Terrestrial Life

With its unforgiving and extreme conditions, Antarctica represents a region where life approaches its environmental limits. Terrestrial life must survive in the few, isolated pockets not continually covered by ice and snow. The McMurdo Dry Valleys of southern Victoria Land are of particular interest. There, scientists find extremely basic ecosystems with organisms showing remarkable adaptations.

Lichens and Algae
Three circumstances would result in sea level changes:
  • Surprisingly enough, Antarctica is home to at least 200 species of lichens, over 100 species of mosses and liverworts, more than 30 species of macrofungi, two species of flowering plants and many species of algae.
  • The relationships between these plants and those on the surrounding continents have interested botanists for almost 150 years, and it is only now, after a great deal of specimen-collecting and detailed taxonomic study, that the relationships are finally becoming clear.

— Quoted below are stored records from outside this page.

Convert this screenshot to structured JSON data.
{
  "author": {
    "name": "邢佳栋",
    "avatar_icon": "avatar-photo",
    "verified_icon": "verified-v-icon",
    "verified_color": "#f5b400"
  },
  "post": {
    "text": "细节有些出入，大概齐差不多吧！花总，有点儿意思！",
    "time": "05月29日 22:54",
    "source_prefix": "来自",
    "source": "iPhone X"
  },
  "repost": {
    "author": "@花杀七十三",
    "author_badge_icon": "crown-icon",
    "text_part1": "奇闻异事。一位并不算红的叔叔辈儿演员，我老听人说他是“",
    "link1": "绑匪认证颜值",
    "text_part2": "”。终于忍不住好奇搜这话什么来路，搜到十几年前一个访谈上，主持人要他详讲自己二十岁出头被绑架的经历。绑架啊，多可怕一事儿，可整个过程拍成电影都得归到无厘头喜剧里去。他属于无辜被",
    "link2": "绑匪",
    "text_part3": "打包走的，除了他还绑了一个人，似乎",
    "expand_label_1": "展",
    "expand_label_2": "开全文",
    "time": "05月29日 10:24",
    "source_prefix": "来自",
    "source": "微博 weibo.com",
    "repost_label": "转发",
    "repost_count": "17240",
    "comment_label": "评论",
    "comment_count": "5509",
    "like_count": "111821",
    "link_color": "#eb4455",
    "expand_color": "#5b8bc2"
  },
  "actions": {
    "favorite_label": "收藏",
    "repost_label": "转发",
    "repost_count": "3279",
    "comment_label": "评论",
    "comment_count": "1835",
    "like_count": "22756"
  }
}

All aspects of life are studied, from the bacterial organisms living on sandstone outcroppings to microscopic worms, called nematodes, that live in the gravelly, dry soil.

The Dry Valleys, unlike most other ecosystems, are dominated by microorganisms, mosses, lichens, and relatively few groups of invertebrates; higher forms of life are virtually non-existent. Organisms have, over eons of evolution, developed mechanisms to survive under conditions of desiccation, extreme cold temperatures and with limited food or light for photosynthesis. These organisms are unique and only exist in the frozen Antarctic continent.

All ecosystems are dependent upon liquid water and shaped to varying degrees by climate and material transport, but nowhere is this more apparent than in the McMurdo Dry Valleys. In very few places on this planet are there environments where minor changes in climate so dramatically affect the capabilities of organisms to grow and reproduce.

Biological studies in the dry valleys have revealed life forms that have colonized rocks, soils, glaciers, glacial meltwater streams, and lakes. Bacteria, fungi, algae, mosses protozoa, tardigrades, rotifers, and nematode worms are the most common types of organisms encountered. Algae and lichens are found growing inside sandstone rocks, in which these endolithic microorganisms are living in a relatively stable environment with high humidity and protected from the rigors of the external world. Lichens are found on rock surfaces, from the valley floors to the summits of some mountains. The dry-valley soils, once thought sterile, contain numerous bacteria, fungi, and algae. In damper soils along meltwater streams, mosses are found. Small holes and ponds on the surface of glaciers also provide a habitat for algae and other organisms transported by wind.

The only plants that are relatively "luxuriant" in Antarctica are found in the northernmost parts of the Antarctic Peninsula and some sub-Antarctic islands. They include mosses lichens grasses liverworts, and a few ferns. The animals native to Antarctica include a few species of ducks, a pipet, flies, midges, moths, beetles, and earthworms, nearly all of these occurring on the Antarctic Peninsula and certain islands. Also found are microscopic protozoa, rotifers, and tardigrades, which inhabit moist soils and mosses.

How Do Organisms Survive in an Environment of Extremes?
  • You'll have to look hard to find any insects in Antarctica, but you might see a springtail jumping among vegetation or find a group of tiny mites under a stone.
  • Despite their size, these insects, and the slightly larger ones on the sub-Antarctic islands, are the subject of much research by US, British, French, Italian and South African scientists.
  • Many are able to make antifreezes which allow them to survive temperatures as low as -28 °C.
  • When frozen into ice, some can put their metabolism into a special state to survive the lack of oxygen.
  • They also show a remarkable ability to survive drying out without long-term damage to their cells.
  • The lack of species diversity makes these invertebrate communities among the simplest anywhere, so they provide ideal models for understanding how ecosystems work.
Did You Know?
  • One of the most unusual plant habitats on Earth is in Antarctica: in areas formed from large-grained sandstone, most obviously in Victoria Land, the outer skin of the rocks themselves has been colonized by plants.
  • These plants live within the rock, growing between the sand grains and forming separate layers of algae, fungus and lichen.
  • Just enough light penetrates the rock for photosynthesis to occur for a short period each year when melt water is available.
  • Acids excreted by the plants eventually dissolve the rock and the outer skin breaks off, leaving an obvious dark mark where the algal cells remain.
  • The growth rate of these plants is so slow that some may well be many thousands of years old.